NRDC now mandates all EIE’s(including fund-of-funds) to file with NRDC or a filing authority designated by a provincial government (“F A”).
The filing is required to be made within one month after the business license of the EIE is issued, except where:
(i) The EIE is a venture capital investment enterprise that should make filings in accordance with other applicable regulations; or
(ii) All its’ capital is contributed by one institutional or individual investor, or by two or more investors that are wholly-owned subsidiaries of the same institutional investor.
Unlike previous guidelines, which exempted funds under RMB500 million or an equivalent amount in a foreign currency from the filing obligation, the new guidelines requires all EIEs to file with a FA. Those equal to or exceeding RMB500 million, or the equivalent amount in a foreign currency, must file with NDRC. The EIEs of smaller size must file with a FAdesignated by the provincial government. Moreover, an EIME or EIE engaged to manage the assets of an EIE (“Manager”) must also file with the FA,together with the EIE under its management.
Fundraising and Investment Practices
An EIE is only permitted to raise funds from qualified private investors, i.e. the specific members of the public who are of sufficient ability to comprehend and bear the risks of their investment. New guidelines prohibit offering fund units to unspecific members of the public or soliciting investors through public media, such as sending materials or SMS’s to the public, organising conferences or forums open to the public, placing fundraising materials at publicly accessible counters of commercial banks, securities companies, or investment trust companies, etc... In addition, EIEs must not guarantee, in any form, a fixed return to their investors. Private equity fund managers conducting fundraising activities in China must keep in mind that illegal fund raising from unspecific members of the public can constitute a serious crime under the PRC Criminal Law.
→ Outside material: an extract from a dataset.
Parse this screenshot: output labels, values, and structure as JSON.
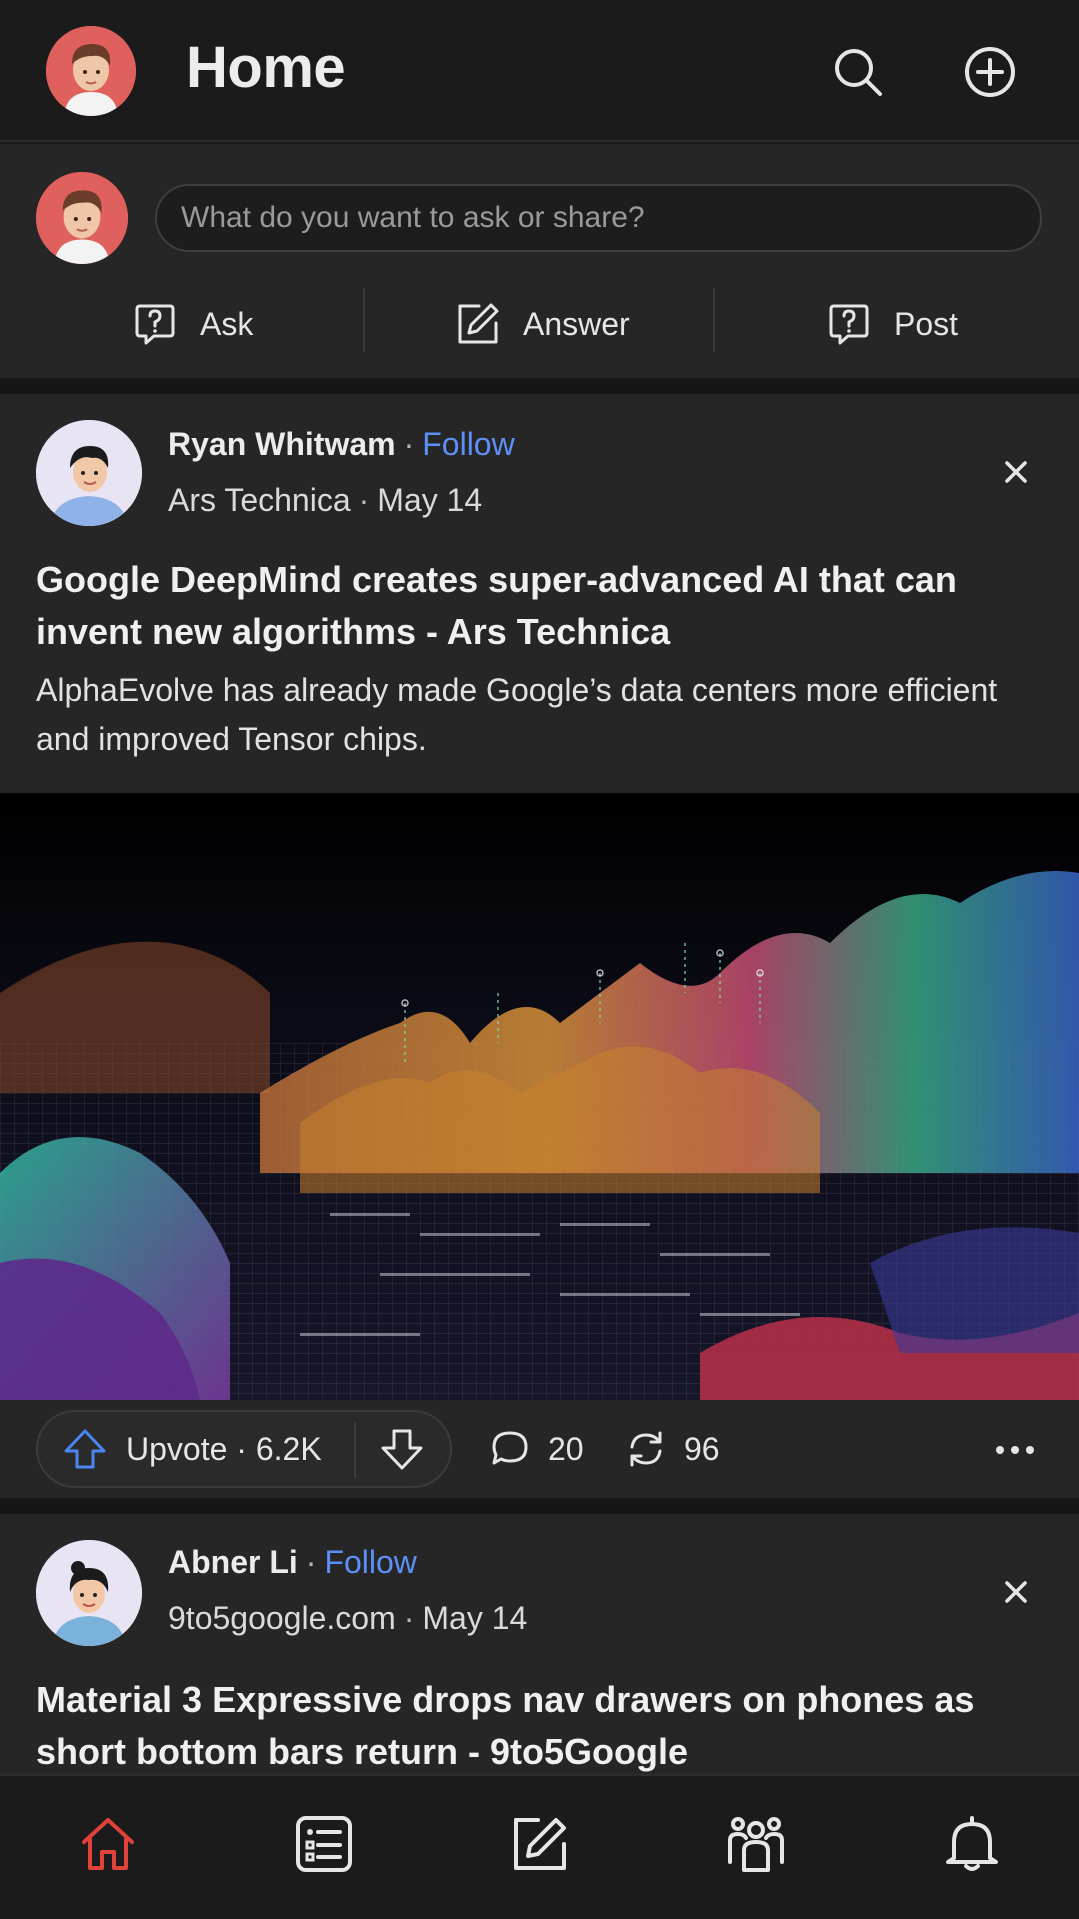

EIE’s investment is limited to non-publicly-traded equities or fixed income financial products. The investment must be in compliance with China’s industrial, investment, and macroeconomic policies.EIE is not allowed to invest in publicly-traded securities or real property for purposes other than its own use. New guidelines also clarify that, when investing in fixed asset investment projects, both domestic and foreign-invested EIEs are required to seek and obtain specific project approval from NDRC or its local counterpart.
The new guidelines provide for a broad range of reporting obligations for EIEs and Managers. For example, all EIEs are required to report their audited annual financial statements and annual business reportto the FA. In addition, during their operation period, EIEs or Managers are also required to report certain important matters to the FAwithin 10 days after the occurrence of such matters. Such matters include; changesin the EIE’s or Manager’s capital, extending any external debt financing, amendments to the articles, management and partnership agreements, change of fund Manager, custodian, or the Manager’s senior management personnel, corporate merger or split, dissolution, liquidation, etc.. Besides, a Manager or a custodian must also report timely to the FAannual asset management reports or annual assets custody reports.
Censere’s take on the developments
The saying: “Innovation always stays ahead of regulation” can be applied to this case. With NRDC trying to clamp down on abusive General Partners (“GP”) in Mainland China, they move in a direction of requiring only “filing” of the funds not an approval scheme. Between the two, there is a big difference and for the time being we don’t see a lot of change in the current climate for LP investors in Mainland China. With local investors getting burned on bad investments in both the domestic real estate sector, and now in the private equity sector, few outlets remain for Chinese LP’s. We see only one way out of this, and that is for LP’s engaging 3rd parties to force GP’s into compliance habits that align LP’s and GP’s interests.